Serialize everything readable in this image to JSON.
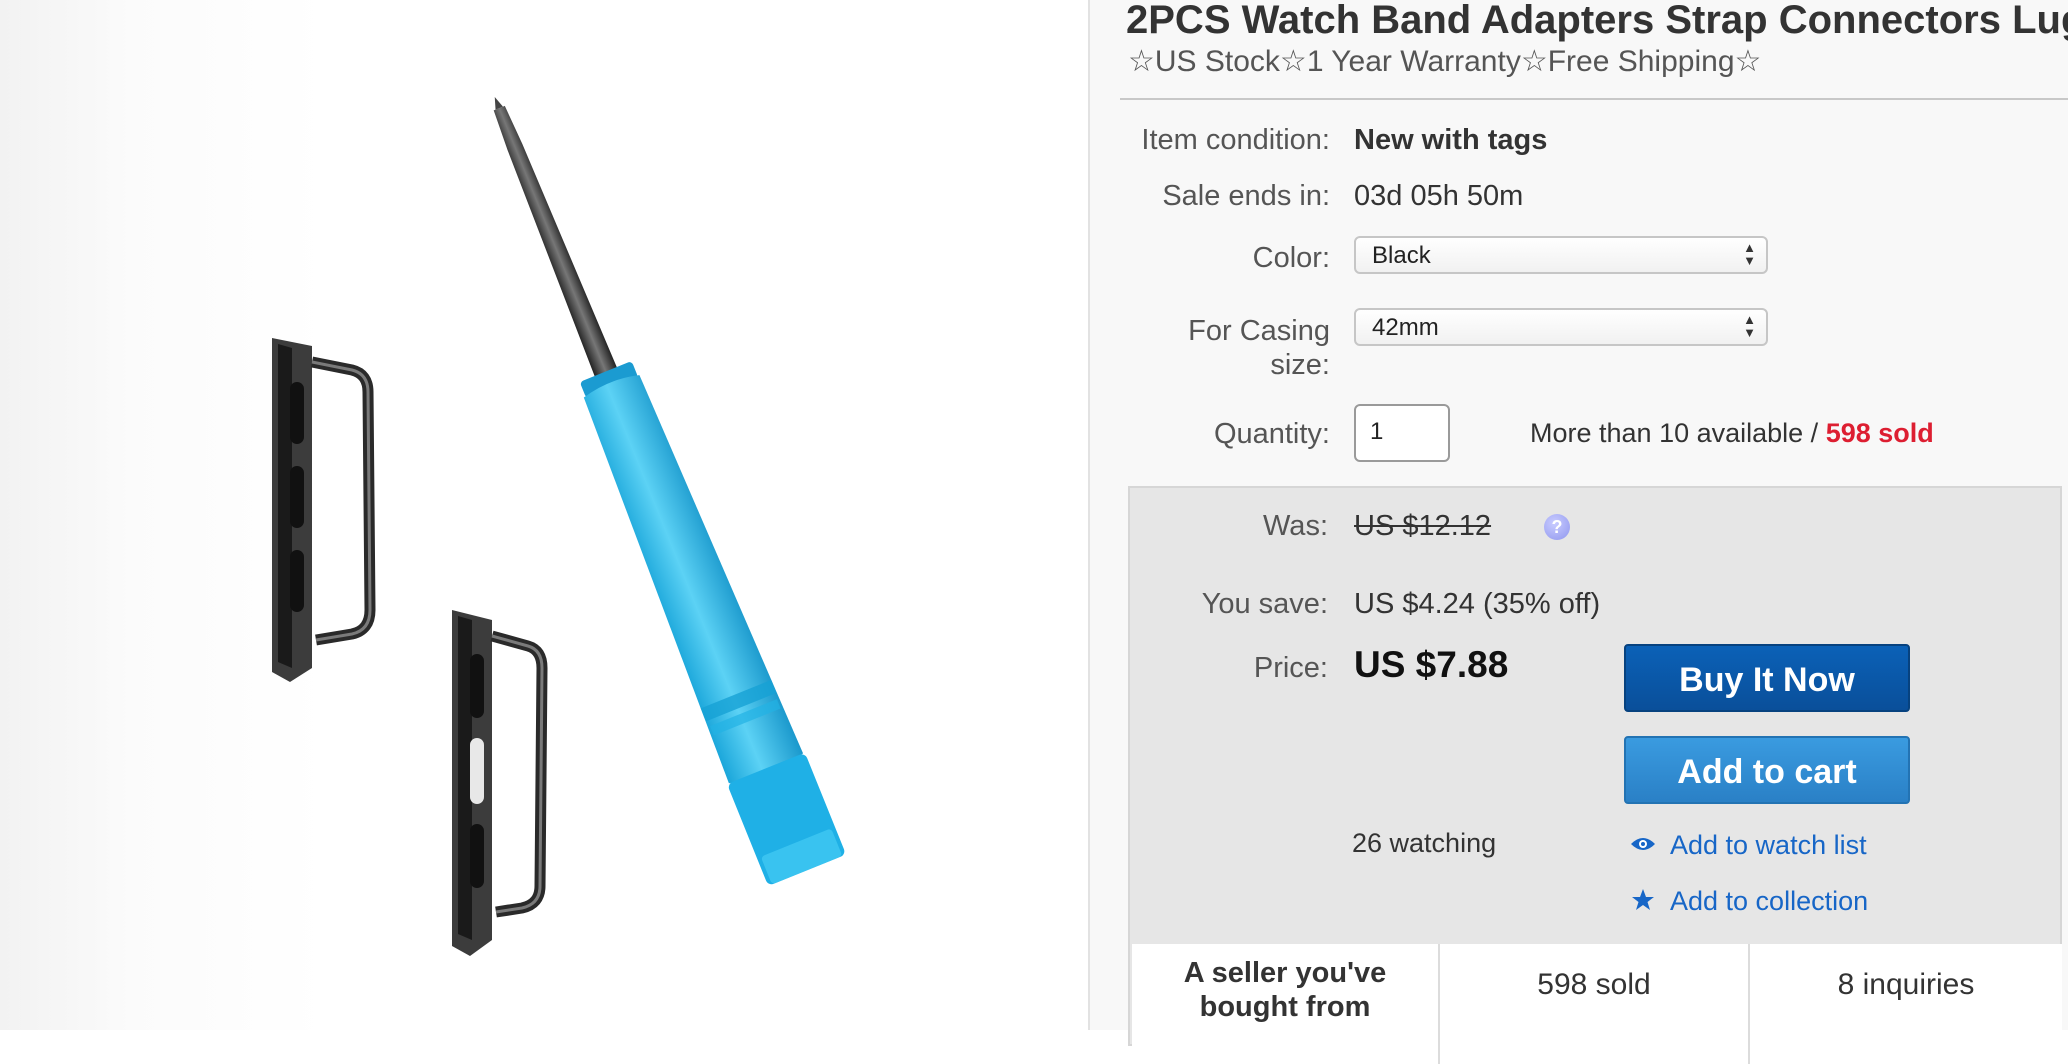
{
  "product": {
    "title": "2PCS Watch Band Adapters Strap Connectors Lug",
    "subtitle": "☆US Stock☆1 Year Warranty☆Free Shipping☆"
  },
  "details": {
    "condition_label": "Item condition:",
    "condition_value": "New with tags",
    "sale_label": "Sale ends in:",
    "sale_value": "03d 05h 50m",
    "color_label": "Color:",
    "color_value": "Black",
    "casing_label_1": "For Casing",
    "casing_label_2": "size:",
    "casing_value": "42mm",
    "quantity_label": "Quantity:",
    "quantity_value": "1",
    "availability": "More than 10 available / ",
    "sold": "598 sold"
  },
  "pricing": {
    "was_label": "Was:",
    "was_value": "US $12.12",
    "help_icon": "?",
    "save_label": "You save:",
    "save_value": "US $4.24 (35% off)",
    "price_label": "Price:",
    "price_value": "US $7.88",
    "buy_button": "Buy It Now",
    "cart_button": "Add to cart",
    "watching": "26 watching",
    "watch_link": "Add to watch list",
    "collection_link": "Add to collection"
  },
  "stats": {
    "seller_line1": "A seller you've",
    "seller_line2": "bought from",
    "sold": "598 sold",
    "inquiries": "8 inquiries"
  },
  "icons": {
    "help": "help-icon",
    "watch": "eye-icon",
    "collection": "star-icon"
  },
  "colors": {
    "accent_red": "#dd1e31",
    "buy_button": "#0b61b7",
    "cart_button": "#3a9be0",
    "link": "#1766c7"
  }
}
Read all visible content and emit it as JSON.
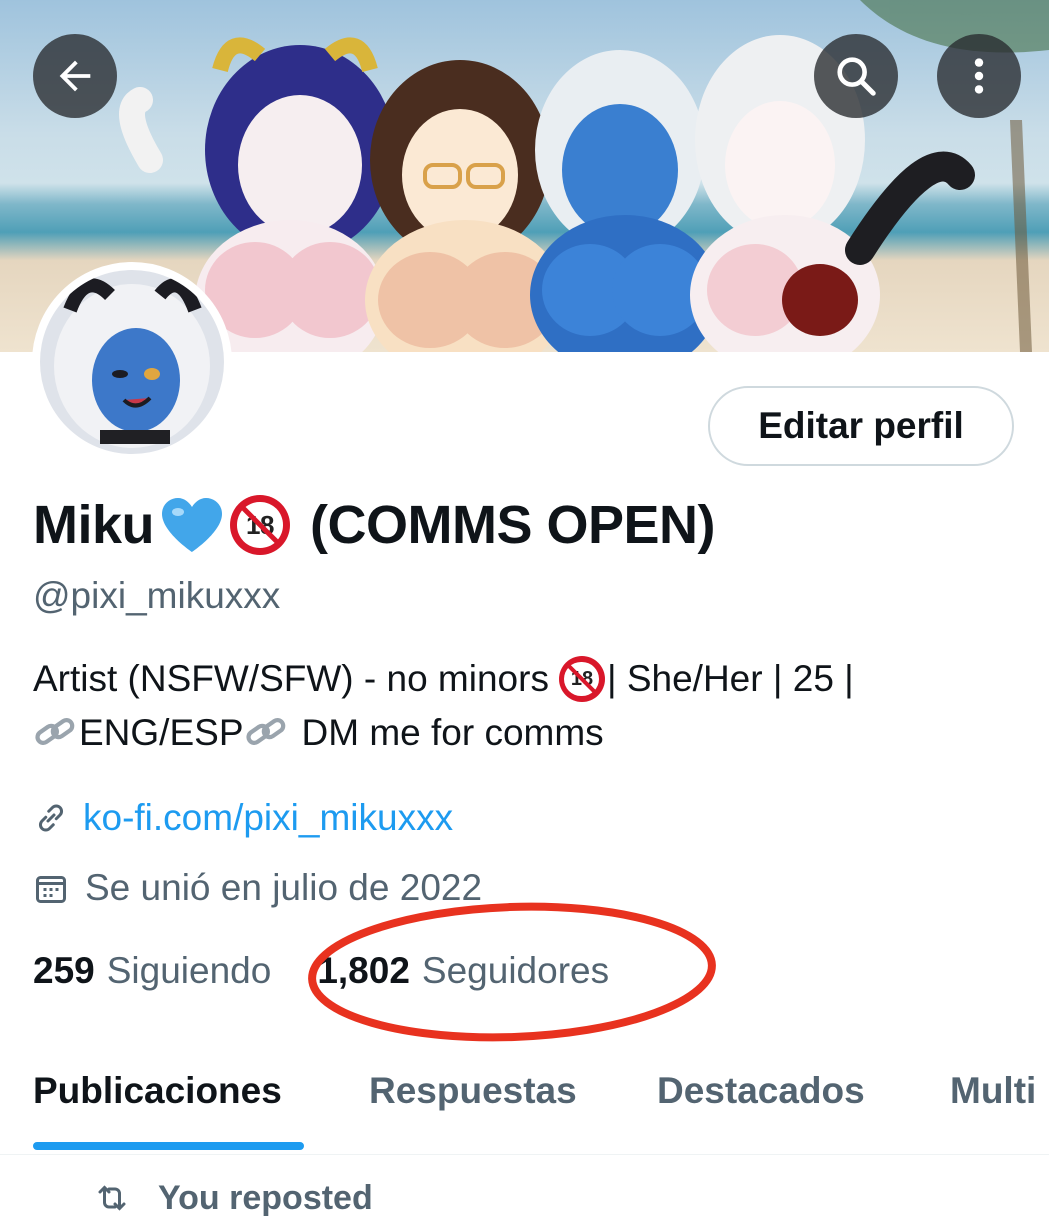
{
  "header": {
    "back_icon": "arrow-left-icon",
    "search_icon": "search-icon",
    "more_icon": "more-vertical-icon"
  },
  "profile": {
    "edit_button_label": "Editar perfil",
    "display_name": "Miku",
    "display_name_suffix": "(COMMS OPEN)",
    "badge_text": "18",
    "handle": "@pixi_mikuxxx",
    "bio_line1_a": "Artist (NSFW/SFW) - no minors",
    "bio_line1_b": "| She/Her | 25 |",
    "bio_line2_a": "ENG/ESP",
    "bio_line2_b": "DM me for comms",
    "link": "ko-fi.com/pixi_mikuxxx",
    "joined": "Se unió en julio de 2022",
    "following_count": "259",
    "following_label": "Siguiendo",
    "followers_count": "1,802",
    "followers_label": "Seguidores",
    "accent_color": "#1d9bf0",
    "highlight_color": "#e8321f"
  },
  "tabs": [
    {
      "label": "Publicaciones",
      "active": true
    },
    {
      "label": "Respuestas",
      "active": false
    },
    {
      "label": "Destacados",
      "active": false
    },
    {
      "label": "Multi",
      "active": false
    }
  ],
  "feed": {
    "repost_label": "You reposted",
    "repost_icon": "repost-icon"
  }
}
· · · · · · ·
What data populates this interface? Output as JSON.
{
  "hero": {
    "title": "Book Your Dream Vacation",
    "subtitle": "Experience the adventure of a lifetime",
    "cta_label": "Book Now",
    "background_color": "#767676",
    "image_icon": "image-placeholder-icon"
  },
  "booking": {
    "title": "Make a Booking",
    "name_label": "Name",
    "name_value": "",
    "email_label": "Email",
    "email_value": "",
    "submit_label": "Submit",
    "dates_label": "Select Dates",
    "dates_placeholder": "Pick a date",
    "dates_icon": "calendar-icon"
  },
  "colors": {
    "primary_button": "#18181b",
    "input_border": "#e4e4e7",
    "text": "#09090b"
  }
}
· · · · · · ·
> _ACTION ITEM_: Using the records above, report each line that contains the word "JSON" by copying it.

> _SOLUTION TO THIS PROBLEM_:
Serialize everything readable in this image to JSON.
Read all visible content and emit it as JSON.
What data populates this interface? Output as JSON.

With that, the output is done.